Recommendation: I am comfortable saying that Worley is much better than his Oliver projection, though he certainly isn’t an ace. He should be owned in all NL-only leagues and most 14-team mixed leagues, and cycled in 10- and 12-team mixed leagues.
Allen Craig | Cardinals | LF/RF | 1% Yahoo! ownership
Oliver projection: .279/.333/.457
Consider this your very deep league recommendation. Injuries to David Freese and Skip Schumaker have opened up some playing time for Craig. He was activated from the disabled list on May 2 and pinch hit later that night. The following day, he spot started at third base; he’ll get third base eligibility in Yahoo leagues if he starts five games there. His defense at the position is suspect, but the Cards are drawn thin across the infield and may not have much choice. Alternatives like the all glove, no bat Nick Punto aren’t exactly desirable.
The main draw to Craig right now is his opportunity to play four to five games a week while contributing a little to every category. His power and speed are middling skills but he does manage to pop the occasional bomb and swipe a few bags. His plate discipline is solid, so he should be able to contribute to the runs and RBI categories. Given the talent on the Cards roster, it appears that Craig’s playing time will probably evaporate in about two weeks when Schumaker returns. That will free up Danny Descalso to take more turns at third base. As such, he’s nothing more than an injury patch who probably won’t hurt you and could surprise you with solid production.
Recommendation: Craig is for those ultra deep leagues. A few 16-team league owners might have a use for him and most 18- and 20-team leagues probably have a home as well. NL-only leagues that use more than 45 outfielders probably have a short term home for him.

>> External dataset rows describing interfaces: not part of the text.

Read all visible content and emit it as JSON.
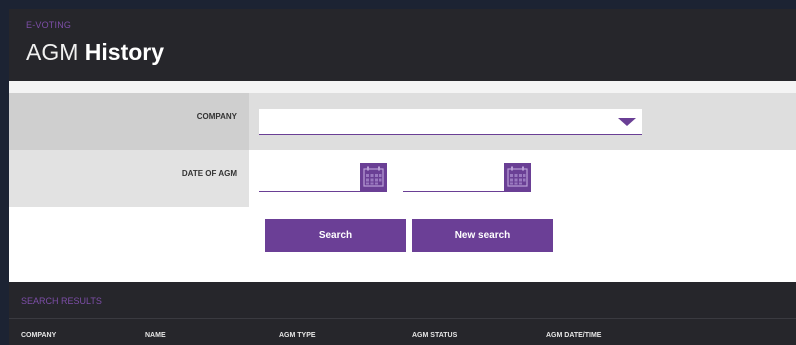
{
  "header": {
    "eyebrow": "E-VOTING",
    "title_light": "AGM",
    "title_bold": "History"
  },
  "form": {
    "company_label": "COMPANY",
    "company_value": "",
    "date_label": "DATE OF AGM",
    "date_from_value": "",
    "date_to_value": ""
  },
  "buttons": {
    "search_label": "Search",
    "new_search_label": "New search"
  },
  "results": {
    "title": "SEARCH RESULTS",
    "columns": [
      "COMPANY",
      "NAME",
      "AGM TYPE",
      "AGM STATUS",
      "AGM DATE/TIME"
    ]
  },
  "icons": {
    "select_arrow": "chevron-down-icon",
    "calendar": "calendar-icon"
  },
  "colors": {
    "accent": "#6b3f96",
    "header_bg": "#26262b"
  }
}
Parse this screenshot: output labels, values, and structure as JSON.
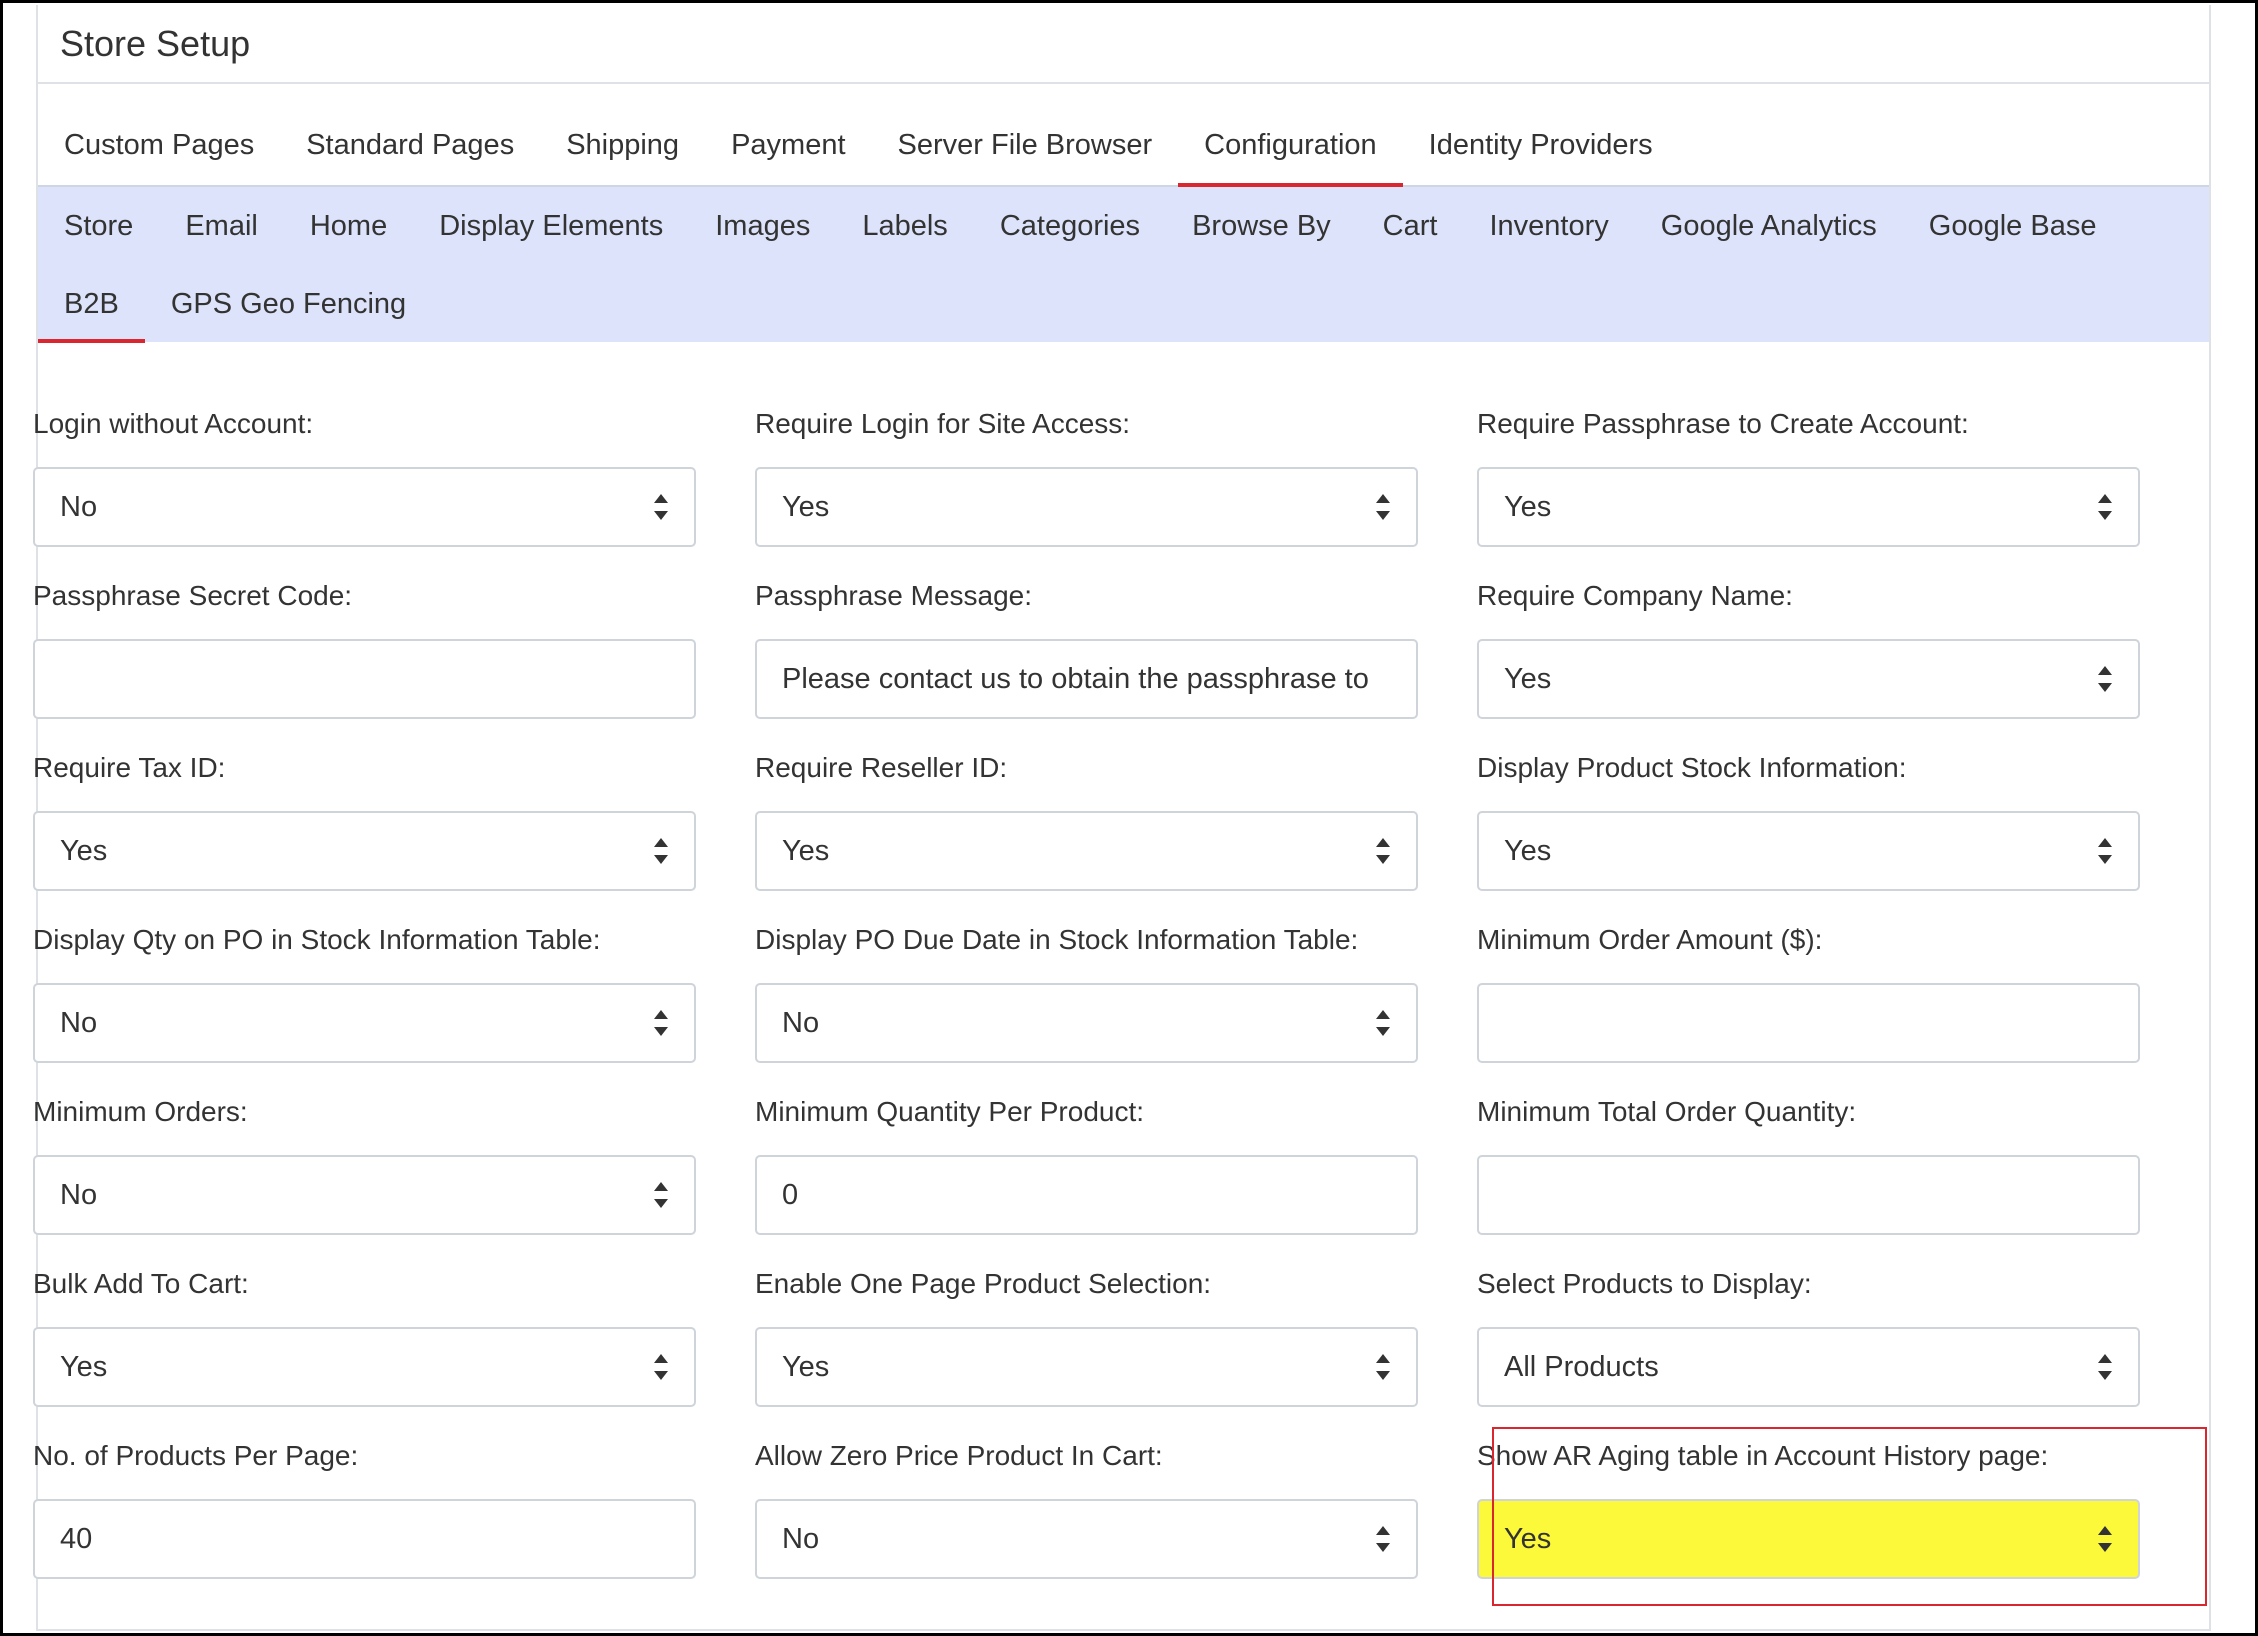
{
  "header": {
    "title": "Store Setup"
  },
  "main_tabs": [
    {
      "label": "Custom Pages",
      "active": false
    },
    {
      "label": "Standard Pages",
      "active": false
    },
    {
      "label": "Shipping",
      "active": false
    },
    {
      "label": "Payment",
      "active": false
    },
    {
      "label": "Server File Browser",
      "active": false
    },
    {
      "label": "Configuration",
      "active": true
    },
    {
      "label": "Identity Providers",
      "active": false
    }
  ],
  "sub_tabs": [
    {
      "label": "Store",
      "active": false
    },
    {
      "label": "Email",
      "active": false
    },
    {
      "label": "Home",
      "active": false
    },
    {
      "label": "Display Elements",
      "active": false
    },
    {
      "label": "Images",
      "active": false
    },
    {
      "label": "Labels",
      "active": false
    },
    {
      "label": "Categories",
      "active": false
    },
    {
      "label": "Browse By",
      "active": false
    },
    {
      "label": "Cart",
      "active": false
    },
    {
      "label": "Inventory",
      "active": false
    },
    {
      "label": "Google Analytics",
      "active": false
    },
    {
      "label": "Google Base",
      "active": false
    },
    {
      "label": "B2B",
      "active": true
    },
    {
      "label": "GPS Geo Fencing",
      "active": false
    }
  ],
  "fields": [
    {
      "label": "Login without Account:",
      "type": "select",
      "value": "No"
    },
    {
      "label": "Require Login for Site Access:",
      "type": "select",
      "value": "Yes"
    },
    {
      "label": "Require Passphrase to Create Account:",
      "type": "select",
      "value": "Yes"
    },
    {
      "label": "Passphrase Secret Code:",
      "type": "input",
      "value": ""
    },
    {
      "label": "Passphrase Message:",
      "type": "input",
      "value": "Please contact us to obtain the passphrase to"
    },
    {
      "label": "Require Company Name:",
      "type": "select",
      "value": "Yes"
    },
    {
      "label": "Require Tax ID:",
      "type": "select",
      "value": "Yes"
    },
    {
      "label": "Require Reseller ID:",
      "type": "select",
      "value": "Yes"
    },
    {
      "label": "Display Product Stock Information:",
      "type": "select",
      "value": "Yes"
    },
    {
      "label": "Display Qty on PO in Stock Information Table:",
      "type": "select",
      "value": "No"
    },
    {
      "label": "Display PO Due Date in Stock Information Table:",
      "type": "select",
      "value": "No"
    },
    {
      "label": "Minimum Order Amount ($):",
      "type": "input",
      "value": ""
    },
    {
      "label": "Minimum Orders:",
      "type": "select",
      "value": "No"
    },
    {
      "label": "Minimum Quantity Per Product:",
      "type": "input",
      "value": "0"
    },
    {
      "label": "Minimum Total Order Quantity:",
      "type": "input",
      "value": ""
    },
    {
      "label": "Bulk Add To Cart:",
      "type": "select",
      "value": "Yes"
    },
    {
      "label": "Enable One Page Product Selection:",
      "type": "select",
      "value": "Yes"
    },
    {
      "label": "Select Products to Display:",
      "type": "select",
      "value": "All Products"
    },
    {
      "label": "No. of Products Per Page:",
      "type": "input",
      "value": "40"
    },
    {
      "label": "Allow Zero Price Product In Cart:",
      "type": "select",
      "value": "No"
    },
    {
      "label": "Show AR Aging table in Account History page:",
      "type": "select",
      "value": "Yes",
      "highlighted": true
    }
  ],
  "colors": {
    "accent_underline": "#d9262f",
    "subnav_background": "#dce3fa",
    "highlight_fill": "#fcf83a",
    "annotation_box": "#d9262f"
  }
}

Daniel Descalso | Cardinals | 2b/3b | 1% Yahoo! ownership
Oliver projection: .254/.308/.376
Here’s another deep league option courtesy of the Cardinals. While Craig is currently benefiting from Freese’s demise, Descalso has garnered everyday playing time in Schumaker’s stead. Descalso’s projected .684 OPS says all there needs to be said about his hitting skills: There isn’t much there. Fortunately, he has two things working for him, playing time and a skill set that could improve.
In the minors, Descalso was one of those rare players who walked almost as often as he struck out. If he can inch his strikeout rate down to the 10-14 percent that he featured in the minors, he just needs a little ball-in-play luck to be playable in a wide range of leagues. The key for Descalso is to take advantage of this opportunity. If he can put together a respectable triple slash while flashing the leather, he could easily unseat Schumaker as the regular second baseman. If you’re considering picking up Descalso, this is what you are hoping for.
The one wild card to consider—and this goes for Craig too—Tony LaRussa. Who knows what mix and match games will be played once Schumaker returns to the lineup.
Recommendation: NL-only leagues that use more than 30 middle infielders. Any league where you would permanently roster players like Schumaker or Wilson Valdez. Those in only moderately deep leagues should keep an eye on him.
Jason Bourgeois appears to have had enough words written about him this week. Those of you in need of stolen bases in deep leagues ought to give him a spin but I think his one-tool skill set is getting over-hyped at this point. I’ve seen him picked up in 12- team mixed leagues and that’s a big time no-no.
I have more words to say about Mark Melancon than I do about Bourgeois but I’ll stick with the basics. He’s a solid pitcher who could start picking up some saves. Lyon really shouldn’t be a closer since he’s so prone to these little runs of awful, but at the end of the day he’ll probably get his gig back from Melancon—if he ever officially loses it. Wilton Lopez and Jeff Fulchino could also find themselves with the job when all is said and done. It’s a bit of a fantasy quagmire, I have opted to avoid it, but those in deeper leagues will need to wade in and wager on one of these guys.